The Biden administration has also turned to the Federal Emergency Management Agency (FEMA) to help manage and care for unaccompanied minors arriving at the southwest border and will do so over three months. FEMA is the one government agency with the capacity to quickly house a lot of people who need immediate shelter; it is most known to the public for providing housing assistance in the aftermath of disasters such as hurricanes or tornados.

“The situation we are currently facing at the southwest border is a difficult one. We are tackling it. We are keeping our borders secure, enforcing our laws, and staying true to our values and principles. We can do so because of the incredible talent and unwavering dedication of our workforce,” Mayorkas said in closing. “I came to this country as an infant, brought by parents who understood the hope and promise of America. Today, young children are arriving at our border with that same hope. We can do this.”

People’s World will continue to monitor the current crisis at the southwest border as well as developments in the Biden administration’s response.

Read Al Neal’s special People’s World feature, On the Border, winner of the 2020 International Labor Communications Association prize for Best Series.


Al Neal
Al Neal
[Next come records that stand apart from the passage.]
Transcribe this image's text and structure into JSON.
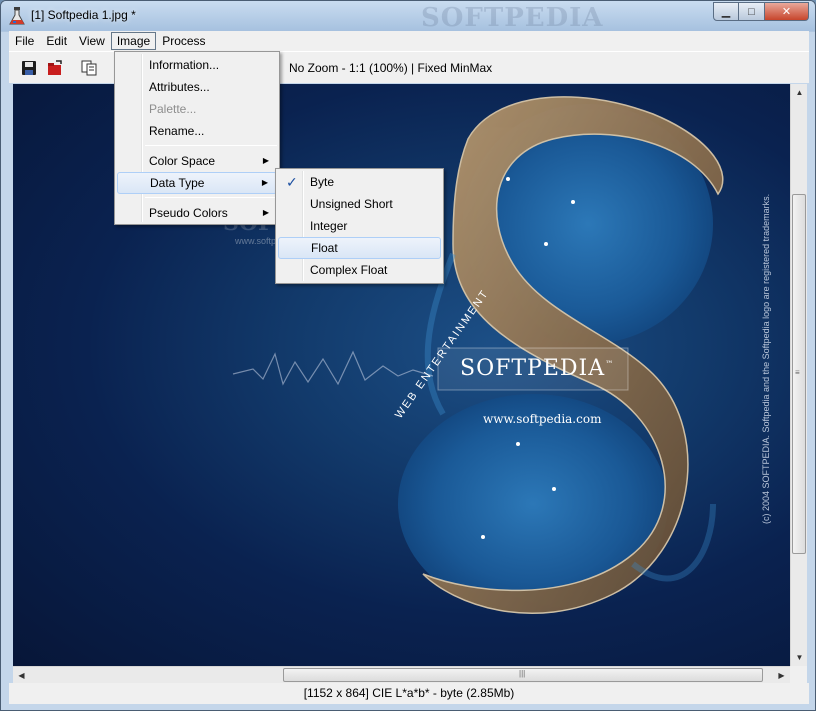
{
  "window": {
    "title": "[1] Softpedia 1.jpg *",
    "title_watermark": "SOFTPEDIA",
    "minimize": "▁",
    "maximize": "□",
    "close": "✕"
  },
  "menubar": [
    "File",
    "Edit",
    "View",
    "Image",
    "Process"
  ],
  "toolbar": {
    "icons": [
      "save-icon",
      "open-icon",
      "copy-icon"
    ],
    "zoom_info": "No Zoom - 1:1 (100%) | Fixed MinMax"
  },
  "image_menu": {
    "items": [
      {
        "label": "Information...",
        "enabled": true
      },
      {
        "label": "Attributes...",
        "enabled": true
      },
      {
        "label": "Palette...",
        "enabled": false
      },
      {
        "label": "Rename...",
        "enabled": true
      },
      {
        "label": "Color Space",
        "submenu": true
      },
      {
        "label": "Data Type",
        "submenu": true,
        "highlighted": true
      },
      {
        "label": "Pseudo Colors",
        "submenu": true
      }
    ]
  },
  "data_type_menu": {
    "items": [
      {
        "label": "Byte",
        "checked": true
      },
      {
        "label": "Unsigned Short",
        "checked": false
      },
      {
        "label": "Integer",
        "checked": false
      },
      {
        "label": "Float",
        "checked": false,
        "highlighted": true
      },
      {
        "label": "Complex Float",
        "checked": false
      }
    ]
  },
  "image": {
    "brand": "SOFTPEDIA",
    "brand_tm": "™",
    "url": "www.softpedia.com",
    "tagline": "WEB ENTERTAINMENT",
    "copyright": "(c) 2004 SOFTPEDIA. Softpedia and the Softpedia logo are registered trademarks.",
    "watermark": "SOFTPEDIA",
    "watermark_url": "www.softpedia.com"
  },
  "statusbar": "[1152 x 864] CIE L*a*b* - byte (2.85Mb)"
}
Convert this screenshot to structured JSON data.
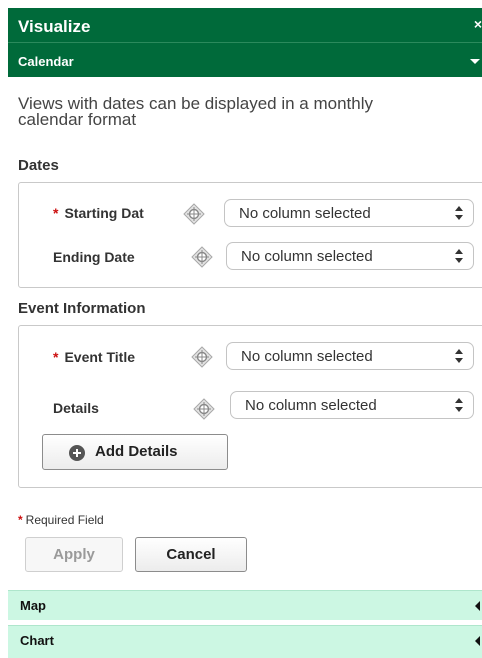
{
  "panel": {
    "title": "Visualize",
    "close_glyph": "×",
    "section": "Calendar",
    "description": "Views with dates can be displayed in a monthly calendar format"
  },
  "dates": {
    "heading": "Dates",
    "starting_label": "Starting Dat",
    "starting_value": "No column selected",
    "ending_label": "Ending Date",
    "ending_value": "No column selected"
  },
  "event": {
    "heading": "Event Information",
    "title_label": "Event Title",
    "title_value": "No column selected",
    "details_label": "Details",
    "details_value": "No column selected",
    "add_details_label": "Add Details"
  },
  "footer": {
    "required_marker": "*",
    "required_note": "Required Field",
    "apply_label": "Apply",
    "cancel_label": "Cancel"
  },
  "accordions": {
    "map_label": "Map",
    "chart_label": "Chart"
  },
  "icons": {
    "crosshair": "crosshair-icon",
    "add": "plus-circle-icon",
    "select_arrows": "updown-arrows-icon",
    "collapse_caret": "caret-down-icon",
    "expand_caret": "caret-left-icon"
  },
  "colors": {
    "header_bg": "#006a3a",
    "accordion_bg": "#ccf7e3",
    "required": "#cc1010"
  }
}
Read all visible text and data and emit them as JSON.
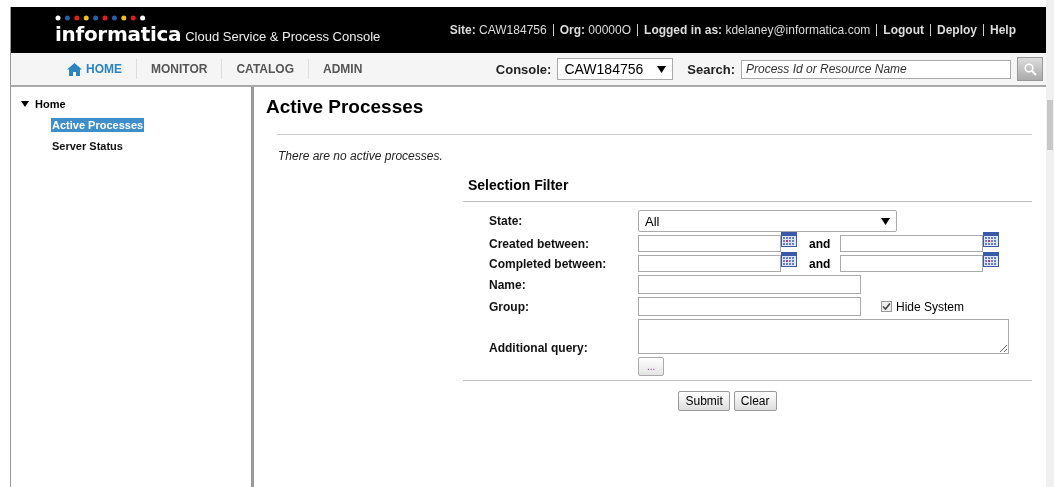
{
  "header": {
    "logo": "informatica",
    "product": "Cloud Service & Process Console",
    "site_label": "Site:",
    "site": "CAW184756",
    "org_label": "Org:",
    "org": "00000O",
    "login_label": "Logged in as:",
    "user": "kdelaney@informatica.com",
    "links": [
      "Logout",
      "Deploy",
      "Help"
    ]
  },
  "nav": {
    "tabs": [
      {
        "label": "HOME",
        "selected": true
      },
      {
        "label": "MONITOR",
        "selected": false
      },
      {
        "label": "CATALOG",
        "selected": false
      },
      {
        "label": "ADMIN",
        "selected": false
      }
    ],
    "console_label": "Console:",
    "console_value": "CAW184756",
    "search_label": "Search:",
    "search_placeholder": "Process Id or Resource Name"
  },
  "sidebar": {
    "items": [
      {
        "label": "Home",
        "expanded": true,
        "children": [
          {
            "label": "Active Processes",
            "selected": true
          },
          {
            "label": "Server Status",
            "selected": false
          }
        ]
      }
    ]
  },
  "main": {
    "title": "Active Processes",
    "message": "There are no active processes.",
    "filter": {
      "title": "Selection Filter",
      "rows": [
        {
          "kind": "select",
          "label": "State:",
          "value": "All"
        },
        {
          "kind": "range",
          "label": "Created between:",
          "joiner": "and"
        },
        {
          "kind": "range",
          "label": "Completed between:",
          "joiner": "and"
        },
        {
          "kind": "text",
          "label": "Name:"
        },
        {
          "kind": "text",
          "label": "Group:",
          "checkbox": {
            "label": "Hide System",
            "checked": true
          }
        },
        {
          "kind": "textarea",
          "label": "Additional query:",
          "button": "..."
        }
      ],
      "buttons": [
        "Submit",
        "Clear"
      ]
    }
  }
}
Award winning journalist Al Neal is PW associate editor for labor and politics. He is also the chief photographer for People's World. He is a member of the Chicago News Guild, Society of Professional Journalists, Professional Photographers of America, National Sports Media Association, and The Ernest Brooks Foundation.